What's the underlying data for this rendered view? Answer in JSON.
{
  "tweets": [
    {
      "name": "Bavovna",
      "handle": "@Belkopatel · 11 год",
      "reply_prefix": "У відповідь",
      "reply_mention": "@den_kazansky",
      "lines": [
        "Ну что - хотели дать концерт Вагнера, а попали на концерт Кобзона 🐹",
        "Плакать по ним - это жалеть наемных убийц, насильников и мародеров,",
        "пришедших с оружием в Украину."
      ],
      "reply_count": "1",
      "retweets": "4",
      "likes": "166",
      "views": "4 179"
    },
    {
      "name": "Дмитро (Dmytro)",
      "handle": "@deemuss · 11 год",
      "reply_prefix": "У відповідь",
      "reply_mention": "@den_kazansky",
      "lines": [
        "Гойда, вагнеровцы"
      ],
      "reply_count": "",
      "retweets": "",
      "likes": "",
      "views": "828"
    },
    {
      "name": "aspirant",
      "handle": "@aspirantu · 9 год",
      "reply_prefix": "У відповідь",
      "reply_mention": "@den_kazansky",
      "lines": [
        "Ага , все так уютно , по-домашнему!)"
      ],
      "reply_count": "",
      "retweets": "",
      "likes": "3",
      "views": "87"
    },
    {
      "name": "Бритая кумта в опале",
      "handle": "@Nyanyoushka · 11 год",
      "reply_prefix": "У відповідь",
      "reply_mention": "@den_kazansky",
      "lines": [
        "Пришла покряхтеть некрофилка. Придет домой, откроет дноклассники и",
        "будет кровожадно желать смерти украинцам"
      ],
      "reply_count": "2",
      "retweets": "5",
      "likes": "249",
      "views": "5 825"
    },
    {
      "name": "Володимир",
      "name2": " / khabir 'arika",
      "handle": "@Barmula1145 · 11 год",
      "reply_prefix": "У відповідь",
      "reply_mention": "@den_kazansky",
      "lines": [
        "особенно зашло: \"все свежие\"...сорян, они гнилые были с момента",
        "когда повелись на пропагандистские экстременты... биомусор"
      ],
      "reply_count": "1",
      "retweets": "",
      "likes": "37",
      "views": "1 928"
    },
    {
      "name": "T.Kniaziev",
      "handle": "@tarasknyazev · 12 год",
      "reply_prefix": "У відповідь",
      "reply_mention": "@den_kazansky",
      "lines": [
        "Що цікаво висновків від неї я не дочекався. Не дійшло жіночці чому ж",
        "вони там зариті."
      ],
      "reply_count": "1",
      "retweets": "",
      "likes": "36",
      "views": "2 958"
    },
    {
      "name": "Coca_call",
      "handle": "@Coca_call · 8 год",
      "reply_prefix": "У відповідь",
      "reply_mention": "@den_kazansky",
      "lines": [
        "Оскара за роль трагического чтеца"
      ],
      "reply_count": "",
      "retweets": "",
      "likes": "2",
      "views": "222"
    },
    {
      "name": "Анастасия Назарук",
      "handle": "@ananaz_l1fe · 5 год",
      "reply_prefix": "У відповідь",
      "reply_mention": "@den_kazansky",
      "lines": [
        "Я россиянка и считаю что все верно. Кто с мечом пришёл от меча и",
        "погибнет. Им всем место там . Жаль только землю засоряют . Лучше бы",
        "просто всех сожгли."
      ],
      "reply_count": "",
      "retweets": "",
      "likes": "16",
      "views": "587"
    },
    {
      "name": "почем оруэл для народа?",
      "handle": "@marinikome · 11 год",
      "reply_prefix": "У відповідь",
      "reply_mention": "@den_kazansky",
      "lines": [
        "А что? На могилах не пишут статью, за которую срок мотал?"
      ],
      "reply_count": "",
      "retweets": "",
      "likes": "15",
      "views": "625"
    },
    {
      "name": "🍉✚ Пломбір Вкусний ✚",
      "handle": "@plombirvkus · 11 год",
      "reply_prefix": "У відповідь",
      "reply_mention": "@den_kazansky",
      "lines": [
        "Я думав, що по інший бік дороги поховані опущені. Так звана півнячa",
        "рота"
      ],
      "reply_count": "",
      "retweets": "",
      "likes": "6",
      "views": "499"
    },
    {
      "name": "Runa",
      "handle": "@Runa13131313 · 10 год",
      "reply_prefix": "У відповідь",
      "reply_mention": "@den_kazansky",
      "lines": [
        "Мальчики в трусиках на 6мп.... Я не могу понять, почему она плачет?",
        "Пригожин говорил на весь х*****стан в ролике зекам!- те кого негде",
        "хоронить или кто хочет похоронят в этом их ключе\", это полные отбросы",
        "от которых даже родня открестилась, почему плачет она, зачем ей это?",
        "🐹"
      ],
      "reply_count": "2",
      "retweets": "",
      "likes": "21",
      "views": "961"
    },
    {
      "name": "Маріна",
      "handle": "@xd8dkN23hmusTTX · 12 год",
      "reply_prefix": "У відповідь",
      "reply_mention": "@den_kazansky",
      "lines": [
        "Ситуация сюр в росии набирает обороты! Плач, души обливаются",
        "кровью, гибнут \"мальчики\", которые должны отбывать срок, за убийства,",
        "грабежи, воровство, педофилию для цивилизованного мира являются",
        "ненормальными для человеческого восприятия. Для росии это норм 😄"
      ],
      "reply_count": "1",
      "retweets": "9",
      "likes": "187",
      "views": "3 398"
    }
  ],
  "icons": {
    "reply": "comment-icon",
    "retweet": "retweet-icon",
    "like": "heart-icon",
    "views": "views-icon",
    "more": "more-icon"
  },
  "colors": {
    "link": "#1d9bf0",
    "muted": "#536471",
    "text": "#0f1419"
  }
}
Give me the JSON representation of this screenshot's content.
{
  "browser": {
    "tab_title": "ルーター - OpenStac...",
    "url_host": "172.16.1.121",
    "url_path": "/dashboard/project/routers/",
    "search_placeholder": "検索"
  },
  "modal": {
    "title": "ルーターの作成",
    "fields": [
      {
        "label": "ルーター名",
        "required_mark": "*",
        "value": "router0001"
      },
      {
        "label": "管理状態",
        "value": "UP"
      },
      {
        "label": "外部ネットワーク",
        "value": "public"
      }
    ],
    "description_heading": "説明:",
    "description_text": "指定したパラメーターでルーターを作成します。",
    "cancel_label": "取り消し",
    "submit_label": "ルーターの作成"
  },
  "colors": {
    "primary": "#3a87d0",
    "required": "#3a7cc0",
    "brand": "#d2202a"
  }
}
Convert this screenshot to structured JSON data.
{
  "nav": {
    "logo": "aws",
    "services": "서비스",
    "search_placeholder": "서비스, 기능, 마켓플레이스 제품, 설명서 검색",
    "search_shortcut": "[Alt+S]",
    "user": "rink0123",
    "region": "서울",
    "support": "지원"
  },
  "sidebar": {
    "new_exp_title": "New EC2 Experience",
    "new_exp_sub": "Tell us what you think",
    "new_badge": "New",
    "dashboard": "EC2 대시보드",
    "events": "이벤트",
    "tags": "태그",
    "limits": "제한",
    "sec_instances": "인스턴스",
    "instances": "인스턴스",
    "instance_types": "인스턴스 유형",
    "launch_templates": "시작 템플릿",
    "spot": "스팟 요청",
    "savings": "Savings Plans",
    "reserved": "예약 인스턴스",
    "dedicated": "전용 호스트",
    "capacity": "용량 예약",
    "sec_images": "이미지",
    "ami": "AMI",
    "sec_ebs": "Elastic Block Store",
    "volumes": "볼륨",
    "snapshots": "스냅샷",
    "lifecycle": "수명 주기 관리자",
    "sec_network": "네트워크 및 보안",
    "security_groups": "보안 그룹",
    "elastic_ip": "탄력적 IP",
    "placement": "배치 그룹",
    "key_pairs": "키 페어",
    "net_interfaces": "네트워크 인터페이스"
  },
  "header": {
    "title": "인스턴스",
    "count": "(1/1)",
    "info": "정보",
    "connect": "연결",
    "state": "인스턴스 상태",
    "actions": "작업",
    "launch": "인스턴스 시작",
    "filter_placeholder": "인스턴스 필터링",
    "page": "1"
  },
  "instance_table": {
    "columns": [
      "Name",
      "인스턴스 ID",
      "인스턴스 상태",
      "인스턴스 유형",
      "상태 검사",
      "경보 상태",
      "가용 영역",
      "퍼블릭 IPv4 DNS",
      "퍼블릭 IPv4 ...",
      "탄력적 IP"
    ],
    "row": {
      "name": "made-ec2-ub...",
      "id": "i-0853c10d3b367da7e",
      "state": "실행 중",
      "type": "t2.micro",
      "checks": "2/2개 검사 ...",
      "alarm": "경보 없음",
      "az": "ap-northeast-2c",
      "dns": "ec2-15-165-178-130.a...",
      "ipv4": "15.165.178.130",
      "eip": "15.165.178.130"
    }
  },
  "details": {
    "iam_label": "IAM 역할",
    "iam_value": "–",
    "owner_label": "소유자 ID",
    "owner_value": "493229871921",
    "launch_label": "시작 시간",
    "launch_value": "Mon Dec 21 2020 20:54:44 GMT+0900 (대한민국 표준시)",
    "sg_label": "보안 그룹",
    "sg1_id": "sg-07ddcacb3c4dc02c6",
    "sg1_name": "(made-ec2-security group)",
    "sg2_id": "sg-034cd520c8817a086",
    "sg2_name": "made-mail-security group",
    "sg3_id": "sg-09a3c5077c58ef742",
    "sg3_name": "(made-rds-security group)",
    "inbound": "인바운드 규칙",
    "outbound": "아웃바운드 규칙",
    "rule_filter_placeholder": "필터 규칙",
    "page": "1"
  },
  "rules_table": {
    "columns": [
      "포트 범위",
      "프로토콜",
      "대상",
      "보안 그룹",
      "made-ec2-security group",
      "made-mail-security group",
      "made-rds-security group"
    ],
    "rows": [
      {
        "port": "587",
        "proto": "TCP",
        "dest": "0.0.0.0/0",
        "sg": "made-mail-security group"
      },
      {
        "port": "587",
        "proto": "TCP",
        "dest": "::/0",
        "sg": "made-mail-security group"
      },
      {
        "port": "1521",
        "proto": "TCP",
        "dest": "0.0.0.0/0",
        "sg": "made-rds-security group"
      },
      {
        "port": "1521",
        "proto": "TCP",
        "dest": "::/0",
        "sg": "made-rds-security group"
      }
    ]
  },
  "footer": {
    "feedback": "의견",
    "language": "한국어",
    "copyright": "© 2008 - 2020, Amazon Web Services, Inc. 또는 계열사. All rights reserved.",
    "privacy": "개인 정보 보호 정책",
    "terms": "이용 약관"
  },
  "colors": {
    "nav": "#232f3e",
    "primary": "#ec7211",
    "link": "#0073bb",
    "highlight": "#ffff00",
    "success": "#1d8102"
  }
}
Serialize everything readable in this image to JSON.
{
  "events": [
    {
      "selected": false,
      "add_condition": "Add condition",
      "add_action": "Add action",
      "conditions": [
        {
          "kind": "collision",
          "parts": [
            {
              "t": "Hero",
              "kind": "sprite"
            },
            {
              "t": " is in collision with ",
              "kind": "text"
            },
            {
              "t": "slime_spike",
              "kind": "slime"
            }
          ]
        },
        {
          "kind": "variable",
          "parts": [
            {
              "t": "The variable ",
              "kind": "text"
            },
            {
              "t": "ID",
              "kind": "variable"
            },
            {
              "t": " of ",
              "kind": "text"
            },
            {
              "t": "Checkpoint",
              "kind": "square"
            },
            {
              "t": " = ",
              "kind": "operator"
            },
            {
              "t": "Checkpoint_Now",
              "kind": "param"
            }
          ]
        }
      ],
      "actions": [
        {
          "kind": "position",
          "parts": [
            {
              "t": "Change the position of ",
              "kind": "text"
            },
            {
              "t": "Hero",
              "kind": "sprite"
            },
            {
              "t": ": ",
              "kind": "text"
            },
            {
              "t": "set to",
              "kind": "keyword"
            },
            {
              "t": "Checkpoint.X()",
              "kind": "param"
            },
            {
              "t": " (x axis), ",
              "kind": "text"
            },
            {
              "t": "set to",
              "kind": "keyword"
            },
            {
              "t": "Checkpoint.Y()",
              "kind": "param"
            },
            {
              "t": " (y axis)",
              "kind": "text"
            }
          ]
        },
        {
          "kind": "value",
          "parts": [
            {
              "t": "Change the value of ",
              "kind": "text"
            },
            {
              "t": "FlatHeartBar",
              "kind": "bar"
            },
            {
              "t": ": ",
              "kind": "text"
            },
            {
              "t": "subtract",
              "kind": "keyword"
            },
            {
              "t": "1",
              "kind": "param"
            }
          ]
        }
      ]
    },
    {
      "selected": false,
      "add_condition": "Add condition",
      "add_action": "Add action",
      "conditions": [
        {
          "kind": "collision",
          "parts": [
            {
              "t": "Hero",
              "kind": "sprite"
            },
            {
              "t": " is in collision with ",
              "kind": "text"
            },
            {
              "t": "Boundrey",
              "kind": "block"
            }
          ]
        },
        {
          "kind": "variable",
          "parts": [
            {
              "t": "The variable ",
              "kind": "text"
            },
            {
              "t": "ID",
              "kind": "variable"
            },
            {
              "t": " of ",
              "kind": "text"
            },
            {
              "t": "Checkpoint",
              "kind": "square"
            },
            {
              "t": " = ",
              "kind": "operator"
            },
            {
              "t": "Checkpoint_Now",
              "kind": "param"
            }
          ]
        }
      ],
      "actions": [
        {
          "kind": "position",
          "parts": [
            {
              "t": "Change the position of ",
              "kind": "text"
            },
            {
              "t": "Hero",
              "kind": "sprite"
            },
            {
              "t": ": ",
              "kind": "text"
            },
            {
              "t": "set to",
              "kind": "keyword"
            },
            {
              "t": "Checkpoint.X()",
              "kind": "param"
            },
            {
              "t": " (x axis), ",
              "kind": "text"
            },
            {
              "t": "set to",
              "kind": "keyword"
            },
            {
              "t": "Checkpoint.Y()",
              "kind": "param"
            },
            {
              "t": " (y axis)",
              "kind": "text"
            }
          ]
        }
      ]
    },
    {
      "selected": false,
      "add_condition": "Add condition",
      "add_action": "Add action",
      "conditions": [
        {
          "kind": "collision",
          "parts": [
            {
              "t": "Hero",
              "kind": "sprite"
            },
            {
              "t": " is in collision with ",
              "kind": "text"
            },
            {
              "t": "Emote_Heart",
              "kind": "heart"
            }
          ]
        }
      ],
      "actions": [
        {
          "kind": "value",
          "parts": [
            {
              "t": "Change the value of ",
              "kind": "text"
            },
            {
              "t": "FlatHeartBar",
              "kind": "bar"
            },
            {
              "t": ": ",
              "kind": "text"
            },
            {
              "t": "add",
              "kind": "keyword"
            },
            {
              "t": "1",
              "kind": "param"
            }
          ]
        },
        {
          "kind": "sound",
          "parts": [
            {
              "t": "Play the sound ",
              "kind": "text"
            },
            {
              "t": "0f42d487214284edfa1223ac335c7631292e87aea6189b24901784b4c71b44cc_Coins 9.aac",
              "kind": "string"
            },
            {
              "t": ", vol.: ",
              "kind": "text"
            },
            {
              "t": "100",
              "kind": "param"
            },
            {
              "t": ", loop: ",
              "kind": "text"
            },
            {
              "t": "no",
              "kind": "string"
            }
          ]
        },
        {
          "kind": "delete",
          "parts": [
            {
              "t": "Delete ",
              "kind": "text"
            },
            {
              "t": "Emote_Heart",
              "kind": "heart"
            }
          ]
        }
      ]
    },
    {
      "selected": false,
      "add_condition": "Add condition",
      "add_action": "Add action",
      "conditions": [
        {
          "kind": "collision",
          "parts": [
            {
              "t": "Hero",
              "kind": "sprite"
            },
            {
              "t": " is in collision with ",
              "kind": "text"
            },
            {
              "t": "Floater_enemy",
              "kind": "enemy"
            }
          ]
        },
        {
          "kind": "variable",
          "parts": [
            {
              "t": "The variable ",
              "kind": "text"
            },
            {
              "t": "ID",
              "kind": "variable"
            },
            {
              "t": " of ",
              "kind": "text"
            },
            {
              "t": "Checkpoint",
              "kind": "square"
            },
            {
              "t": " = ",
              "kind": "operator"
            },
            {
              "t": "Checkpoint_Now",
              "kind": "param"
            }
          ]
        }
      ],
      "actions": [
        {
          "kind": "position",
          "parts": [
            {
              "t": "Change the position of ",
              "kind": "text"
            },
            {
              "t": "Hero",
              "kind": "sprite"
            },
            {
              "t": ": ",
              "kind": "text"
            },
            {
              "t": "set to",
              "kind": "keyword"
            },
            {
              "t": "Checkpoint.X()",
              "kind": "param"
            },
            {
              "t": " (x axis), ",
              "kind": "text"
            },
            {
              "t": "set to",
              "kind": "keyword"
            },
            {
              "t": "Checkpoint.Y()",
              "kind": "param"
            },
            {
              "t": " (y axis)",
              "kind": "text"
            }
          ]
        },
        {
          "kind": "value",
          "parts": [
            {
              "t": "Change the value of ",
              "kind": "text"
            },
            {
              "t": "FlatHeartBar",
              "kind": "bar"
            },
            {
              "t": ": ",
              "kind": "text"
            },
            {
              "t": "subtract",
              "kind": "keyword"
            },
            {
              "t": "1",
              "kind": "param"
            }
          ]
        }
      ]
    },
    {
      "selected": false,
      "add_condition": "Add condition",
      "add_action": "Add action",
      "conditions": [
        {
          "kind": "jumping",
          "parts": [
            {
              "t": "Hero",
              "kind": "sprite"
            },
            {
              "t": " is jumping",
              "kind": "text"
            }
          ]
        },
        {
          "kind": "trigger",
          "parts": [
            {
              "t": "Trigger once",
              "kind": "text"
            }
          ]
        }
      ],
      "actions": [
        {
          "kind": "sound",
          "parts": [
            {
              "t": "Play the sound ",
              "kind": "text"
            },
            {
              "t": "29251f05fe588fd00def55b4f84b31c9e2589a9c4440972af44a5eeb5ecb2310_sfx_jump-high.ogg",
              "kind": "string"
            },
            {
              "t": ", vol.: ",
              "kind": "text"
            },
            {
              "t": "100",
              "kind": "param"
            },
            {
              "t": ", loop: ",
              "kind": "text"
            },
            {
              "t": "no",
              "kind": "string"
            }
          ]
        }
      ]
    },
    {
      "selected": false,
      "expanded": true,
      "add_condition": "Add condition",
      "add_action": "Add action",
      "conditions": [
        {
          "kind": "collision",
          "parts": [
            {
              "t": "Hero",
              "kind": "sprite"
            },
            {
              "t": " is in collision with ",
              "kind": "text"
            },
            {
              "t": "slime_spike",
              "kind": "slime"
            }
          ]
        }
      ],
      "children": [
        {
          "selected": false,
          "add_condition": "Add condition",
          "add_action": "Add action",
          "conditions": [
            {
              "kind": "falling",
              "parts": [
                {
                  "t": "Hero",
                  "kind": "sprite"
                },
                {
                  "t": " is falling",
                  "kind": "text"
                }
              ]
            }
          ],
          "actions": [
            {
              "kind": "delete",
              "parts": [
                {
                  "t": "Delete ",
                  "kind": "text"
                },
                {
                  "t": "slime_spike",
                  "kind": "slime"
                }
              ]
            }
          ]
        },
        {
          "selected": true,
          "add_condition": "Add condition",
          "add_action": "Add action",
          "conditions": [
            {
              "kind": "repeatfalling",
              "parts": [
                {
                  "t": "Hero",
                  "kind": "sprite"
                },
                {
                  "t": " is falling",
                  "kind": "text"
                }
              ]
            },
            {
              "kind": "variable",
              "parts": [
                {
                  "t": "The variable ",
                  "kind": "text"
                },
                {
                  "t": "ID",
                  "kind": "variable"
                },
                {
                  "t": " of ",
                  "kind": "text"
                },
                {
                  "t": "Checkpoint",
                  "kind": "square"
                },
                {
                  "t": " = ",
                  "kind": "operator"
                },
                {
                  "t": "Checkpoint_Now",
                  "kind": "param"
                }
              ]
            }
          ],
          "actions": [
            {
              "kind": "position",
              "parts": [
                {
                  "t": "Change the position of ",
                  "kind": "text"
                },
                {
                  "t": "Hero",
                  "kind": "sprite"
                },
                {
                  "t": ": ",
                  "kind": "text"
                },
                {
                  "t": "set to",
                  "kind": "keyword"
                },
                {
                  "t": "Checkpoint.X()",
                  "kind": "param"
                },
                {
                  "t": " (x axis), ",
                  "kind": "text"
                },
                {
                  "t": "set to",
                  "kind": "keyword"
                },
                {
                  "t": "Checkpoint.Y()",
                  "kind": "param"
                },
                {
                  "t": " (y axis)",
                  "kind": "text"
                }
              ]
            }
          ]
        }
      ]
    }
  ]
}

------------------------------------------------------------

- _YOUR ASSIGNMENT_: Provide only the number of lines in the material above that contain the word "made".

- _SOLUTION TO THE PROBLEM_: 11